Back when I first began this in Nov 2000 I really had no idea what I was doing. I was trying to fit the gates in using the layout of Ezekiels temple and gates as my example and hadn't done very much reserch. I hadn't learned yet about the inner east gate being a double wide gate. Had never heard of the mishna at that time. Plus info wasn't really "out there" on the web as it is today. My layout was very elementery and was constantly changing as I gained new information. It was at that time that the Lord gave me a dream about the east inner gate. The dream was about an old, distinguished, Hebrew woman and her daughter. The time had come for them to receive their inheritance. Someone handed the daughter a beautiful box, kind of like an ornate jewelry box. What belonged to the old women was inside and what belonged to the younger one was the outside. They opened the box and the old women reached in with both hands to pull out what was hers. But it was part of the structure of the box itself. If she removed it the box would fall apart. They had to share the box with the old and the new as one. I woke up and knew that the east inner gate was a double gate, and began to draw it that way. A few months later I ran across the information on the net about the double gate.
I wondered why the Lord had brought this gate to my attention, in a dream, when he could have just helped me find the information on the net. But now I think I know why. That gate would end up being one of those "special things" that would help to prove this theory in a unique way.

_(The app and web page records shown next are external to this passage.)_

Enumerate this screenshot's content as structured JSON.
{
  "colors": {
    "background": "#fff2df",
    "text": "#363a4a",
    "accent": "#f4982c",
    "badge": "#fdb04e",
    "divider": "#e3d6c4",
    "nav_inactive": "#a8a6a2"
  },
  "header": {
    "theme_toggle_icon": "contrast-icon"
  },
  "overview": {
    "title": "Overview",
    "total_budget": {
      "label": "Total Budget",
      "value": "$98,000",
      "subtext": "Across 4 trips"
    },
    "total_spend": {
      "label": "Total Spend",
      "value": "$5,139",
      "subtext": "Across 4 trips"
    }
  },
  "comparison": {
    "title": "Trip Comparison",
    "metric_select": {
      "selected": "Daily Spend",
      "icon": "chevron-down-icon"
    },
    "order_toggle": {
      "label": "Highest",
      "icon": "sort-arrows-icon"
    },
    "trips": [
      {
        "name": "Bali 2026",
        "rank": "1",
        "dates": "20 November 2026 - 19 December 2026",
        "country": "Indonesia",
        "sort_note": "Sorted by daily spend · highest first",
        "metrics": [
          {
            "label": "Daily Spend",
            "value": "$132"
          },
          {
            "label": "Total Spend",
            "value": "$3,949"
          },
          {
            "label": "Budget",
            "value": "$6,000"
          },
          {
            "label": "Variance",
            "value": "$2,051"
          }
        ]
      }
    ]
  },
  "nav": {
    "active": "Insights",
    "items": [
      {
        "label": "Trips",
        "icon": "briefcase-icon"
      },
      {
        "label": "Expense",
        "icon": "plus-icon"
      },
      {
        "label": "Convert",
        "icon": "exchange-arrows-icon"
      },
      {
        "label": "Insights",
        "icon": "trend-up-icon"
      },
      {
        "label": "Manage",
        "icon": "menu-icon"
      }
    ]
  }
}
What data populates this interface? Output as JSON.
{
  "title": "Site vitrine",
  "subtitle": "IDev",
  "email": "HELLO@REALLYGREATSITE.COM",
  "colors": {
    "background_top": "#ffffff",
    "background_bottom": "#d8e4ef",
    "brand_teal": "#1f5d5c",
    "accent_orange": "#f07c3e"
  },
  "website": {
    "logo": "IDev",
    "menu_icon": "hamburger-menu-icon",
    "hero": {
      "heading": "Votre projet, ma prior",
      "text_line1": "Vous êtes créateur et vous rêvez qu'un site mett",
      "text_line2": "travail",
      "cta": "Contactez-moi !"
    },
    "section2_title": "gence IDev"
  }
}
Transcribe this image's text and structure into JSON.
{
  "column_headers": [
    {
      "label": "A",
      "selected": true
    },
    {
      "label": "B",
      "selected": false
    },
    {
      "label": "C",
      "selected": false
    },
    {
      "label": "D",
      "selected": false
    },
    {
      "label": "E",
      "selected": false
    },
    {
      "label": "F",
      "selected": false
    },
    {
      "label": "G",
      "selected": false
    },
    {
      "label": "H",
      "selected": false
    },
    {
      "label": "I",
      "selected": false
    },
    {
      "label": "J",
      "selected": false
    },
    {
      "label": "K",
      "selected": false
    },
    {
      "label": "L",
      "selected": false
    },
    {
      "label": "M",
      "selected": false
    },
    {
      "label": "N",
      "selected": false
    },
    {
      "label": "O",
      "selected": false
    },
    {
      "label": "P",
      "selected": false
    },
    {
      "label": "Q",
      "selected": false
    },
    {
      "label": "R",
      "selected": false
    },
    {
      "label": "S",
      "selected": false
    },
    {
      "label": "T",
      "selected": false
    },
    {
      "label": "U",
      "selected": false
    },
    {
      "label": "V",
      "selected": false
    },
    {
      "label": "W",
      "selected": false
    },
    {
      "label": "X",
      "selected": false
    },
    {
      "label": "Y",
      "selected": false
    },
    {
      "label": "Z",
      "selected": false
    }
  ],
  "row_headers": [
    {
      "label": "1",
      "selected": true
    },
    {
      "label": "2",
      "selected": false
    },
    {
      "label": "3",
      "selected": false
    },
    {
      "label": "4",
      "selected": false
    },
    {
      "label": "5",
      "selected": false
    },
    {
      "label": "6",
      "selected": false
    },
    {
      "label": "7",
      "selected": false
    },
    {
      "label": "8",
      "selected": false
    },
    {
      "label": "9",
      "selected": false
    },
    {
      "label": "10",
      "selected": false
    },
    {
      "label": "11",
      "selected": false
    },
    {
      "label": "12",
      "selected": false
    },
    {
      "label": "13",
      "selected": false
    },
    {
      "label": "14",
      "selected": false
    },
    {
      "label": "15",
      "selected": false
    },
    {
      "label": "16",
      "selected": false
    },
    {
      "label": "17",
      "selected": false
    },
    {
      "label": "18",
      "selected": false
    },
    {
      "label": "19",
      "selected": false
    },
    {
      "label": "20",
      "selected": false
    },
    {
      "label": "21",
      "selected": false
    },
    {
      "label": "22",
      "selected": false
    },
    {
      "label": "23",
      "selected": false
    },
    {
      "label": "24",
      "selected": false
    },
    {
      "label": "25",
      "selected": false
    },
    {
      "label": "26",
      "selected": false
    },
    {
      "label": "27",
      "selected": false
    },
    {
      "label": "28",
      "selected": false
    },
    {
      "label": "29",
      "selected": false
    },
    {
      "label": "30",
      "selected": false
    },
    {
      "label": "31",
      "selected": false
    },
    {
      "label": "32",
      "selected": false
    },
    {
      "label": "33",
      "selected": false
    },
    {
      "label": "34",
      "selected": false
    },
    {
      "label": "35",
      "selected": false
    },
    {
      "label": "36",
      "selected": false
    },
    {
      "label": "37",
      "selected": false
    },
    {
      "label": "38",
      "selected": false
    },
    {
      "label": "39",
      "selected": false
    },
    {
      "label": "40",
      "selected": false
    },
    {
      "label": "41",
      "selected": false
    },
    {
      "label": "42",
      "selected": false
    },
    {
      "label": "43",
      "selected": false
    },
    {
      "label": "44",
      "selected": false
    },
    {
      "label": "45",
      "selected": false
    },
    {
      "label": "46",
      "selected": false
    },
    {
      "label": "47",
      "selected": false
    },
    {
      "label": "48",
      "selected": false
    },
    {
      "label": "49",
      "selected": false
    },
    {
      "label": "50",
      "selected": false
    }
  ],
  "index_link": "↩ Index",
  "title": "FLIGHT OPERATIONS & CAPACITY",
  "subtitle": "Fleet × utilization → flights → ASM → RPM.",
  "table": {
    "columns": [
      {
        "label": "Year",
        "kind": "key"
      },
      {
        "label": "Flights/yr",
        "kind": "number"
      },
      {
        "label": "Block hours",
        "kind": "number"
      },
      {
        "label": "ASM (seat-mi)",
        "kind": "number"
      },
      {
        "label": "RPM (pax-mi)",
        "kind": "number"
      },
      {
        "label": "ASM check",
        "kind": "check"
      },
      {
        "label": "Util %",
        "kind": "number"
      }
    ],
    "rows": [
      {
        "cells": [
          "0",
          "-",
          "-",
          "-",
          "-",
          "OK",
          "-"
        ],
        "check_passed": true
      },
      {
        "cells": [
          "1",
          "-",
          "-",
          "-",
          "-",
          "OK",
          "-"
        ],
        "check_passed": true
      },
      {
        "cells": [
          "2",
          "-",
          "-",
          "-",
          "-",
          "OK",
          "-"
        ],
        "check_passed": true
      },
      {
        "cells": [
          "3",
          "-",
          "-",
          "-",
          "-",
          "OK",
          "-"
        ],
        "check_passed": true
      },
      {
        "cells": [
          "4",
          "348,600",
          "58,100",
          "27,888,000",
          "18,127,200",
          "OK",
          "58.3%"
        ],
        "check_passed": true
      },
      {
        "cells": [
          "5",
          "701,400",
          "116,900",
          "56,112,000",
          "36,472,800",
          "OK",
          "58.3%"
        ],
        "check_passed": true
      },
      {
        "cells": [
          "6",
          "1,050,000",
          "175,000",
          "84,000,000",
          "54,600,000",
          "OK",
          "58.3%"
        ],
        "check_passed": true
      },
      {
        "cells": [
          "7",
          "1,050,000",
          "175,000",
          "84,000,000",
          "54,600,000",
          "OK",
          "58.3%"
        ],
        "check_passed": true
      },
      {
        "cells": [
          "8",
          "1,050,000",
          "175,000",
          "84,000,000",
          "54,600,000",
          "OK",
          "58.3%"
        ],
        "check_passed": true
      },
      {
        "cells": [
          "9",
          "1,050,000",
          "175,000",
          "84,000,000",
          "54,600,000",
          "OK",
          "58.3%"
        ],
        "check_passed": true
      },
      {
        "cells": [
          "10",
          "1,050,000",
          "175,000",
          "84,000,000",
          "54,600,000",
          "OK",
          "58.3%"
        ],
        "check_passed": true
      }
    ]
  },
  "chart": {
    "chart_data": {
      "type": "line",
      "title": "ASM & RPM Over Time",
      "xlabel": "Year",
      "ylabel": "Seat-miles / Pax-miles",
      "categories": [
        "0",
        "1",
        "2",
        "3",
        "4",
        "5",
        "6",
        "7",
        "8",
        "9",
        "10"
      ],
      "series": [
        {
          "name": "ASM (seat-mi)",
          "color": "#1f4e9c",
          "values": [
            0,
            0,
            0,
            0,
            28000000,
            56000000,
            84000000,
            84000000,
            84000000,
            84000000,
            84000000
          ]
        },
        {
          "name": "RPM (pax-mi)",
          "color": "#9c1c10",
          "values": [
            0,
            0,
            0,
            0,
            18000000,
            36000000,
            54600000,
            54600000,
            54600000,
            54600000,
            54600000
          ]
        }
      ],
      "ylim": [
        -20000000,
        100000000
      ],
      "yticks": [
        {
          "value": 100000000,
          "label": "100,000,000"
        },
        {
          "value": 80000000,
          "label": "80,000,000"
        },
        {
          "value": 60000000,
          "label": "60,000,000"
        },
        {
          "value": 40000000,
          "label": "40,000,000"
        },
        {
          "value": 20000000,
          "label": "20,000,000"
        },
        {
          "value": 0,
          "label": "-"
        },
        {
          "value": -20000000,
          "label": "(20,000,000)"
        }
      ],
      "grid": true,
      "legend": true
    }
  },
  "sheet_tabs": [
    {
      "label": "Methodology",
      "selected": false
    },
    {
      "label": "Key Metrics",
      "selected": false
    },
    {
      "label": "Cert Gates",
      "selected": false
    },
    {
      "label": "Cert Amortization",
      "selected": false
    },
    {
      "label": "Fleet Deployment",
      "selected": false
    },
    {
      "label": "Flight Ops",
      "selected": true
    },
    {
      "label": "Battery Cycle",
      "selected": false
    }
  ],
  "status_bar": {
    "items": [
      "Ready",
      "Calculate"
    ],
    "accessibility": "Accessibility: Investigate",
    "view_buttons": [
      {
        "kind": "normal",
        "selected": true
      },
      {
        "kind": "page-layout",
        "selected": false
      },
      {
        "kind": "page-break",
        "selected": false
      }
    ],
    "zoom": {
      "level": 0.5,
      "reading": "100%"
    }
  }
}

You can see that Solomon's gate is directly across from the southern half of the double gate. With the double wide doors of the inner gate open one would be able to see into the temple and view the curtain of the Holy of Holies with no problem. Even the High Priest could see it from the Mount of Olives when burning the Red Heifer.
New! "Locating Solomon's Temple"
now on Video!